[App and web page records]
--- START ---

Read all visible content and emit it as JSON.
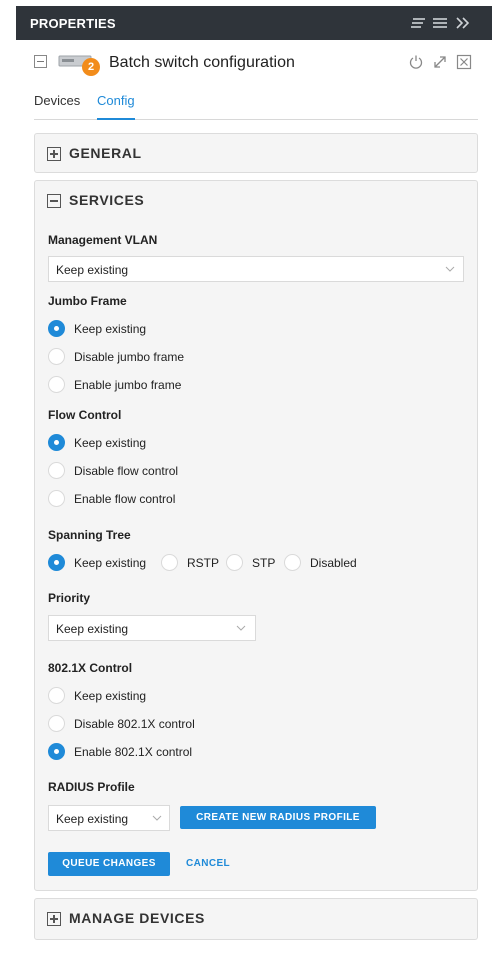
{
  "panel": {
    "title": "PROPERTIES"
  },
  "device": {
    "badge_count": "2",
    "name": "Batch switch configuration"
  },
  "tabs": [
    {
      "label": "Devices",
      "active": false
    },
    {
      "label": "Config",
      "active": true
    }
  ],
  "sections": {
    "general": {
      "label": "GENERAL",
      "expanded": false
    },
    "services": {
      "label": "SERVICES",
      "expanded": true
    },
    "manage": {
      "label": "MANAGE DEVICES",
      "expanded": false
    }
  },
  "services": {
    "management_vlan": {
      "label": "Management VLAN",
      "value": "Keep existing"
    },
    "jumbo_frame": {
      "label": "Jumbo Frame",
      "options": [
        "Keep existing",
        "Disable jumbo frame",
        "Enable jumbo frame"
      ],
      "selected": 0
    },
    "flow_control": {
      "label": "Flow Control",
      "options": [
        "Keep existing",
        "Disable flow control",
        "Enable flow control"
      ],
      "selected": 0
    },
    "spanning_tree": {
      "label": "Spanning Tree",
      "options": [
        "Keep existing",
        "RSTP",
        "STP",
        "Disabled"
      ],
      "selected": 0
    },
    "priority": {
      "label": "Priority",
      "value": "Keep existing"
    },
    "dot1x": {
      "label": "802.1X Control",
      "options": [
        "Keep existing",
        "Disable 802.1X control",
        "Enable 802.1X control"
      ],
      "selected": 2
    },
    "radius": {
      "label": "RADIUS Profile",
      "value": "Keep existing",
      "create_label": "CREATE NEW RADIUS PROFILE"
    },
    "actions": {
      "queue_label": "QUEUE CHANGES",
      "cancel_label": "CANCEL"
    }
  },
  "colors": {
    "accent": "#1f8ad8",
    "header_bg": "#2f343a",
    "badge": "#f28c1b",
    "section_bg": "#f5f5f5"
  },
  "icons": [
    "sort-icon",
    "menu-icon",
    "collapse-panel-icon",
    "minus-box-icon",
    "switch-device-icon",
    "power-icon",
    "expand-icon",
    "close-box-icon",
    "plus-box-icon",
    "chevron-down-icon"
  ]
}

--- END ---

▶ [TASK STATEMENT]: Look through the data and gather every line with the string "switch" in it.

▶ [OUTPUT BELOW]:
    "name": "Batch switch configuration"
    "switch-device-icon",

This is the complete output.